I Was Right! The Same-sex Agenda and the Armed Forces

Published on October 13, 2013

By Paul Hair
Clash Daily Guest Contributor

I served as an intelligence analyst my entire career in the U.S. Army Reserve. One of the later assessments I made in my career was that the repeal of the so-called Don’t Ask, Don’t Tell (DADT) policy would result in the suppression of free speech in the armed forces. I was right.

The letter I wrote to the House Armed Services Committee (HASC) in 2011 warned our national leadership not to repeal the policy. I also listed several questions that had not been sufficiently answered regarding the pending repeal. These questions proved to be quite accurate in predicting the problems that would eventually surface following the decision to subvert morality and morale.

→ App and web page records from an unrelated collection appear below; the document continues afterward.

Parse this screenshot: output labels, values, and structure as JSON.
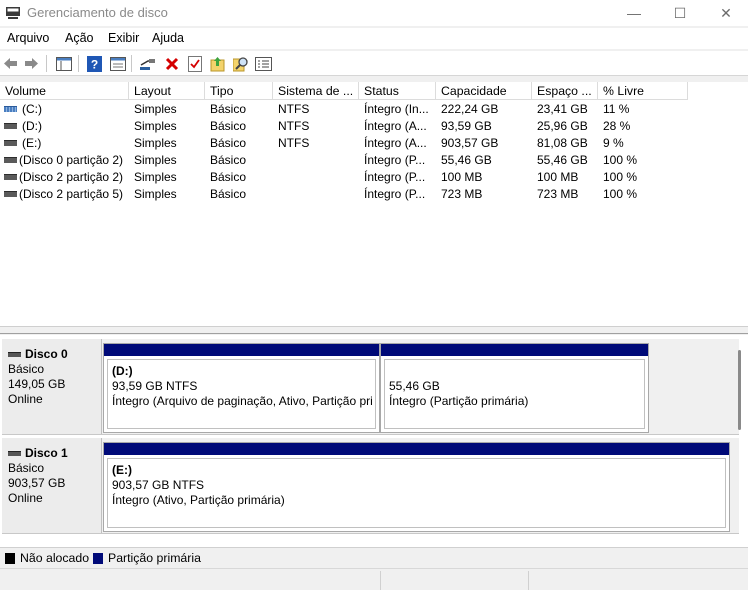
{
  "window": {
    "title": "Gerenciamento de disco",
    "minimize_glyph": "—",
    "maximize_glyph": "☐",
    "close_glyph": "✕"
  },
  "menu": [
    "Arquivo",
    "Ação",
    "Exibir",
    "Ajuda"
  ],
  "toolbar_icons": [
    "back-arrow-icon",
    "forward-arrow-icon",
    "console-tree-icon",
    "help-icon",
    "properties-view-icon",
    "connect-icon",
    "delete-icon",
    "checklist-icon",
    "import-icon",
    "search-icon",
    "details-icon"
  ],
  "columns": [
    "Volume",
    "Layout",
    "Tipo",
    "Sistema de ...",
    "Status",
    "Capacidade",
    "Espaço ...",
    "% Livre"
  ],
  "volumes": [
    {
      "volume": "(C:)",
      "layout": "Simples",
      "tipo": "Básico",
      "sistema": "NTFS",
      "status": "Íntegro (In...",
      "capacidade": "222,24 GB",
      "espaco": "23,41 GB",
      "livre": "11 %"
    },
    {
      "volume": "(D:)",
      "layout": "Simples",
      "tipo": "Básico",
      "sistema": "NTFS",
      "status": "Íntegro (A...",
      "capacidade": "93,59 GB",
      "espaco": "25,96 GB",
      "livre": "28 %"
    },
    {
      "volume": "(E:)",
      "layout": "Simples",
      "tipo": "Básico",
      "sistema": "NTFS",
      "status": "Íntegro (A...",
      "capacidade": "903,57 GB",
      "espaco": "81,08 GB",
      "livre": "9 %"
    },
    {
      "volume": "(Disco 0 partição 2)",
      "layout": "Simples",
      "tipo": "Básico",
      "sistema": "",
      "status": "Íntegro (P...",
      "capacidade": "55,46 GB",
      "espaco": "55,46 GB",
      "livre": "100 %"
    },
    {
      "volume": "(Disco 2 partição 2)",
      "layout": "Simples",
      "tipo": "Básico",
      "sistema": "",
      "status": "Íntegro (P...",
      "capacidade": "100 MB",
      "espaco": "100 MB",
      "livre": "100 %"
    },
    {
      "volume": "(Disco 2 partição 5)",
      "layout": "Simples",
      "tipo": "Básico",
      "sistema": "",
      "status": "Íntegro (P...",
      "capacidade": "723 MB",
      "espaco": "723 MB",
      "livre": "100 %"
    }
  ],
  "disks": [
    {
      "name": "Disco 0",
      "type": "Básico",
      "size": "149,05 GB",
      "state": "Online",
      "partitions": [
        {
          "label": "(D:)",
          "size": "93,59 GB NTFS",
          "status": "Íntegro (Arquivo de paginação, Ativo, Partição pri"
        },
        {
          "label": "",
          "size": "55,46 GB",
          "status": "Íntegro (Partição primária)"
        }
      ]
    },
    {
      "name": "Disco 1",
      "type": "Básico",
      "size": "903,57 GB",
      "state": "Online",
      "partitions": [
        {
          "label": "(E:)",
          "size": "903,57 GB NTFS",
          "status": "Íntegro (Ativo, Partição primária)"
        }
      ]
    }
  ],
  "legend": [
    {
      "label": "Não alocado",
      "color": "#000000"
    },
    {
      "label": "Partição primária",
      "color": "#000a78"
    }
  ]
}
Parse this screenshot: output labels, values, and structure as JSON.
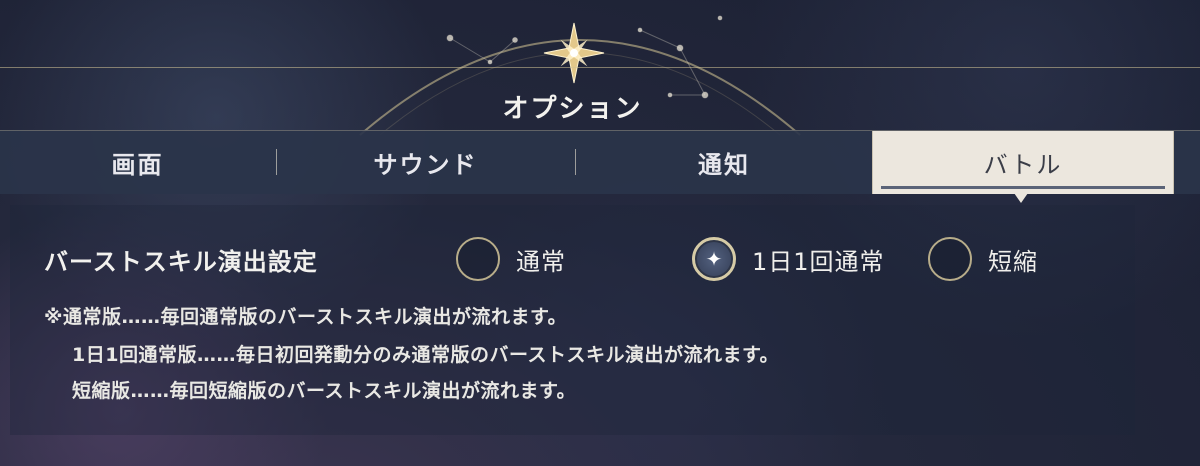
{
  "header": {
    "title": "オプション"
  },
  "tabs": [
    {
      "label": "画面",
      "active": false
    },
    {
      "label": "サウンド",
      "active": false
    },
    {
      "label": "通知",
      "active": false
    },
    {
      "label": "バトル",
      "active": true
    }
  ],
  "setting": {
    "label": "バーストスキル演出設定",
    "options": [
      {
        "label": "通常",
        "selected": false
      },
      {
        "label": "1日1回通常",
        "selected": true
      },
      {
        "label": "短縮",
        "selected": false
      }
    ],
    "notes": [
      "※通常版……毎回通常版のバーストスキル演出が流れます。",
      "1日1回通常版……毎日初回発動分のみ通常版のバーストスキル演出が流れます。",
      "短縮版……毎回短縮版のバーストスキル演出が流れます。"
    ]
  },
  "icons": {
    "header": "compass-star-icon",
    "selected_radio": "sparkle-icon"
  },
  "colors": {
    "accent_gold": "#d6cba6",
    "tab_active_bg": "#ece7de",
    "tab_bar_bg": "#2a344a"
  }
}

I specifically warned that troops who didn’t fall in line with the new anti-Christian policy would face unofficial and official retribution and I asked what steps would be taken to protect them. No one bothered to address that issue — or any other issue I raised.

And so we now increasingly witness stories of Christians facing persecution in the armed forces when they refuse to bow at the altar of Sodom. Careers are being ruined and troops are even facing legal prosecution for their Christian beliefs. Fox News recently reported:

Monk disagreed with his commander when she wanted to severely reprimand a new instructor who had expressed religious objections to homosexuality.

The senior master sergeant was relieved of his duties after he refused her order to disclose his personal opinion about gay marriage.

Monk, who had a spotless record, filed a religious discrimination complaint against the Air Force. When he showed up for a meeting about the complaint, he was accused of giving false statements to me – and was subsequently read his Miranda Rights.

Monk is now facing a possible court martial.

So far, Monk is the only airman willing to go on the record. Others are terrified that they will face similar repercussions. But that’s not stopping them from speaking off-the-record.

I specifically warned the HASC about this problem when I asked, “How is the DOD going to track and help religious or morally-conscience Servicemen who will have no recourse when they are forced to compromise on their beliefs in order to protect the investment in their own careers by remaining in the Armed Forces?” The HASC provided no answer. It either didn’t have one or didn’t care.

It’s funny. People complain about failures after they occur. “Why didn’t anyone see this coming?” or, “Why didn’t anyone warn us of what was happening?” are common questions pundits and politicians loudly ask following a scandal or disaster. And yet, when I, and others, warned of the disaster that would occur should the U.S. government decide to repeal morality, our leaders not only did not heed us, they intentionally ignored us, manipulated data, and subverted the system with three lame-duck votes to get what they wanted. Oh, well. I guess we’ve reached a point where only traitors who spill national secrets and work in conjunction with enemies of the United States can get anyone’s attention.

The correct thing to do now is to stop the persecution of those who have a moral objection to immorality and restore the ban on those who have same-sex attractions from serving in the armed forces. That is to say, don’t go back to the DADT policy (which likely was in violation of the then-existing law anyway); but instead go back to outright screening for those with same-sex attractions and bar them from the armed forces. But, of course, since this is the right thing to do, we won’t do it.

After all, a nation that uses a government “shutdown” to criminalize viewing the ocean and tracts of land, visiting open memorials, and even freedom itself all while it fetes illegal aliens and other brazen lawlessness, certainly isn’t going to reverse a decision to degrade the armed forces.

In fact, I fully expect the United States of America to double down on it.

Image: www.flickr.com; author: Till Krech (extranoise on flickr.com); Creative Commons Attribution 2.0 Generic license